Records excerpted from a collection:
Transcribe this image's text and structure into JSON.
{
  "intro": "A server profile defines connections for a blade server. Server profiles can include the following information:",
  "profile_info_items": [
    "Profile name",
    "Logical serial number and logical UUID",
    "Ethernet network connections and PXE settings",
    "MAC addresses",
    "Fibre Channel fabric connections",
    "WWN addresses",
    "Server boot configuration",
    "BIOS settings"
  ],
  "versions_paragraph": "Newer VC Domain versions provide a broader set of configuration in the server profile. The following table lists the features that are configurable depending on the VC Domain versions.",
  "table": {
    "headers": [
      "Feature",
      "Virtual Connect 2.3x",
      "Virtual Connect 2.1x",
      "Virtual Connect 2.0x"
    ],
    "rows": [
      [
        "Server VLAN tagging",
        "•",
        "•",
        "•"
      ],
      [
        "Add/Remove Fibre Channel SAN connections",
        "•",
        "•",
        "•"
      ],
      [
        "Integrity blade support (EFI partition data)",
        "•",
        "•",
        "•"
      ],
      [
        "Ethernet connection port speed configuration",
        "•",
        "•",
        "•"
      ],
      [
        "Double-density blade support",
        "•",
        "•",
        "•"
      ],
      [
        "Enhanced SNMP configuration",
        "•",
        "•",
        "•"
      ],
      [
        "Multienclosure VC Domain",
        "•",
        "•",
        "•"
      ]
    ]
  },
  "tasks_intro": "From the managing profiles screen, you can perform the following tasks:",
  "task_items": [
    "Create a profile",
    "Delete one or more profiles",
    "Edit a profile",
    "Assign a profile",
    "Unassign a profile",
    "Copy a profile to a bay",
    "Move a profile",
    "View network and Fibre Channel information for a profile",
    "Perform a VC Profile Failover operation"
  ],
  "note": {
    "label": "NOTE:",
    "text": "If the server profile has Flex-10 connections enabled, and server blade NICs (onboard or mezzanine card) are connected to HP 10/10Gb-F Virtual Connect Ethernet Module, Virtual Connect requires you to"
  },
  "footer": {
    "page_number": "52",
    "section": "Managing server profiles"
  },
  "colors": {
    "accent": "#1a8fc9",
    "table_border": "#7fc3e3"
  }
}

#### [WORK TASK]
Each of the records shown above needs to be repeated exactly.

#### [ANSWER BOX]
Transcribe this image's text and structure into JSON.
{
  "intro": "A server profile defines connections for a blade server. Server profiles can include the following information:",
  "profile_info_items": [
    "Profile name",
    "Logical serial number and logical UUID",
    "Ethernet network connections and PXE settings",
    "MAC addresses",
    "Fibre Channel fabric connections",
    "WWN addresses",
    "Server boot configuration",
    "BIOS settings"
  ],
  "versions_paragraph": "Newer VC Domain versions provide a broader set of configuration in the server profile. The following table lists the features that are configurable depending on the VC Domain versions.",
  "table": {
    "headers": [
      "Feature",
      "Virtual Connect 2.3x",
      "Virtual Connect 2.1x",
      "Virtual Connect 2.0x"
    ],
    "rows": [
      [
        "Server VLAN tagging",
        "•",
        "•",
        "•"
      ],
      [
        "Add/Remove Fibre Channel SAN connections",
        "•",
        "•",
        "•"
      ],
      [
        "Integrity blade support (EFI partition data)",
        "•",
        "•",
        "•"
      ],
      [
        "Ethernet connection port speed configuration",
        "•",
        "•",
        "•"
      ],
      [
        "Double-density blade support",
        "•",
        "•",
        "•"
      ],
      [
        "Enhanced SNMP configuration",
        "•",
        "•",
        "•"
      ],
      [
        "Multienclosure VC Domain",
        "•",
        "•",
        "•"
      ]
    ]
  },
  "tasks_intro": "From the managing profiles screen, you can perform the following tasks:",
  "task_items": [
    "Create a profile",
    "Delete one or more profiles",
    "Edit a profile",
    "Assign a profile",
    "Unassign a profile",
    "Copy a profile to a bay",
    "Move a profile",
    "View network and Fibre Channel information for a profile",
    "Perform a VC Profile Failover operation"
  ],
  "note": {
    "label": "NOTE:",
    "text": "If the server profile has Flex-10 connections enabled, and server blade NICs (onboard or mezzanine card) are connected to HP 10/10Gb-F Virtual Connect Ethernet Module, Virtual Connect requires you to"
  },
  "footer": {
    "page_number": "52",
    "section": "Managing server profiles"
  },
  "colors": {
    "accent": "#1a8fc9",
    "table_border": "#7fc3e3"
  }
}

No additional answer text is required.